Roughly an hour into Daniel Barber's Harry Brown, there's a scene that pretty much encompasses everything that's wrong with the movie. Our titular character, a widower and former Royal Marine played by Michael Caine, has been pushed into vigilantism against the violent gangs who control his council estate following the murder of his friend (David Bradley). He has gone to the hideout of a pair of local criminals to buy a gun. He enters a den of sin and inequity; it's not enough that the guys are two tattooed scumbags, or that one is snorting coke, or that the other is injecting heroin into a near-comatose girl on the couch. No, there's also a sex tape of one of the guys and the dead-eyed smack girl going. Oh, and on the way into this cheery scene, Harry is brought through a marijuana grow room that would make Conrad from Weeds jealous.

New on Blu: "Anchorman: The Legend of Ron Burgundy"

Adam McKay's Anchorman: The Legend of Ron Burgundy has become such a beloved and oft-quoted picture ("I love scotch. Scotchy, scotch, scotch. Here it goes down, down into my belly..." "You are a smelly pirate hooker." "Dorothy Mantooth is a saint!" "I don't know how to put this, but I'm kind of a big deal." "I love lamp." "You stay classy, San Diego." And so on...) that we might easily forget what a peculiar little movie it was when it hit theaters in summer of 2004. Film comedy had become an ugly soup of Wayans Brothers abortions (yes, 2004 was the year of White Chicks), lesser Stiller vehicles, and quickly-declining Sandler pictures. But that summer, two comedies came right out of left field--the low-budget indie oddity Napoleon Dynamite, and Anchorman, a period comedy from a first-time filmmaker that was basically a parody of, um, '70s newsmen. Not exactly a sure-fire recipe for either hilarity or big box-office, to be sure.
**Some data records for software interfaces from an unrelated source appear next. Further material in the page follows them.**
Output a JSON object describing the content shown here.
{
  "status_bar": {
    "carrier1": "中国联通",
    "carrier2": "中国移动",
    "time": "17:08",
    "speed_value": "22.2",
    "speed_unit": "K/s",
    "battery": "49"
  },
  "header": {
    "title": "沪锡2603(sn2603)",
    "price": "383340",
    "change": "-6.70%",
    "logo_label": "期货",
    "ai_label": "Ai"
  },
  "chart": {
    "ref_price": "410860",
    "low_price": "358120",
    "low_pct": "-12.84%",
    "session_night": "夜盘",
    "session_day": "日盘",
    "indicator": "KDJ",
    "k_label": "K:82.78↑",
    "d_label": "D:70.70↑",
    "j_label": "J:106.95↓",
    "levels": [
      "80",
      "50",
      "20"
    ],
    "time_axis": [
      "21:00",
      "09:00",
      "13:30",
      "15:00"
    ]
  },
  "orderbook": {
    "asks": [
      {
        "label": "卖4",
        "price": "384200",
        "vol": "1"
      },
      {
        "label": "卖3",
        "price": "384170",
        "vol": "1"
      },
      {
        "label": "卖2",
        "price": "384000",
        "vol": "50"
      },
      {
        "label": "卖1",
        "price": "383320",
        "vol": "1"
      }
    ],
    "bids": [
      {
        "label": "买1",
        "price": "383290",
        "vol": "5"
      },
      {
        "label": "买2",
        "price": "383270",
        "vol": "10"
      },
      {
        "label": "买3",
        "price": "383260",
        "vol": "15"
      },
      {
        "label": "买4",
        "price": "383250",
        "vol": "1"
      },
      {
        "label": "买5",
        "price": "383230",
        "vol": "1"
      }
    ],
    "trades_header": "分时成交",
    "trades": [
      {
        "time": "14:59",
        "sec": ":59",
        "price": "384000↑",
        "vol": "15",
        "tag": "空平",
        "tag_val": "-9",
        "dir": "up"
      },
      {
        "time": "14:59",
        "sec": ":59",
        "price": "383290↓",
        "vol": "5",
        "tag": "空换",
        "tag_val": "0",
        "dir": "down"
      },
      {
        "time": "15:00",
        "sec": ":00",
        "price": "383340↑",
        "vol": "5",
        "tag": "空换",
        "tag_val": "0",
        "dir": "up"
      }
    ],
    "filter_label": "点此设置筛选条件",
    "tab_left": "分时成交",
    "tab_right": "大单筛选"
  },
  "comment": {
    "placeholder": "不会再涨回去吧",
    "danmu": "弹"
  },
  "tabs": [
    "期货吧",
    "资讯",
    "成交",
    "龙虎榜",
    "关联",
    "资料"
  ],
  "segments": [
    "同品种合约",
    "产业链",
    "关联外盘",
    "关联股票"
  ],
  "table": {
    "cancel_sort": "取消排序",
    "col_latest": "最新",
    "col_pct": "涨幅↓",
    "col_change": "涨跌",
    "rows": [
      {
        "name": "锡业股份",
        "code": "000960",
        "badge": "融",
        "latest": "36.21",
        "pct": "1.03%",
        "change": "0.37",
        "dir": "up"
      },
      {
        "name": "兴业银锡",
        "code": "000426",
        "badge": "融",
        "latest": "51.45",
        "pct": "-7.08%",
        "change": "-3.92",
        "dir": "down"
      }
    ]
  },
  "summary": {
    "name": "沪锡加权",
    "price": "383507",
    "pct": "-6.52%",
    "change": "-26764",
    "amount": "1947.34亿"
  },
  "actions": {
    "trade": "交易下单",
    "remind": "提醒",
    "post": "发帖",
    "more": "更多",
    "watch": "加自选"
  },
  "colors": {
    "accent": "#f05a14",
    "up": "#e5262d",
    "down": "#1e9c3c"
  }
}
But it was a surprise hit, with both critics and audiences; more importantly, from a standpoint of style and personnel on both sides of the camera, Anchorman pretty much set the comedic table for much of the rest of the decade.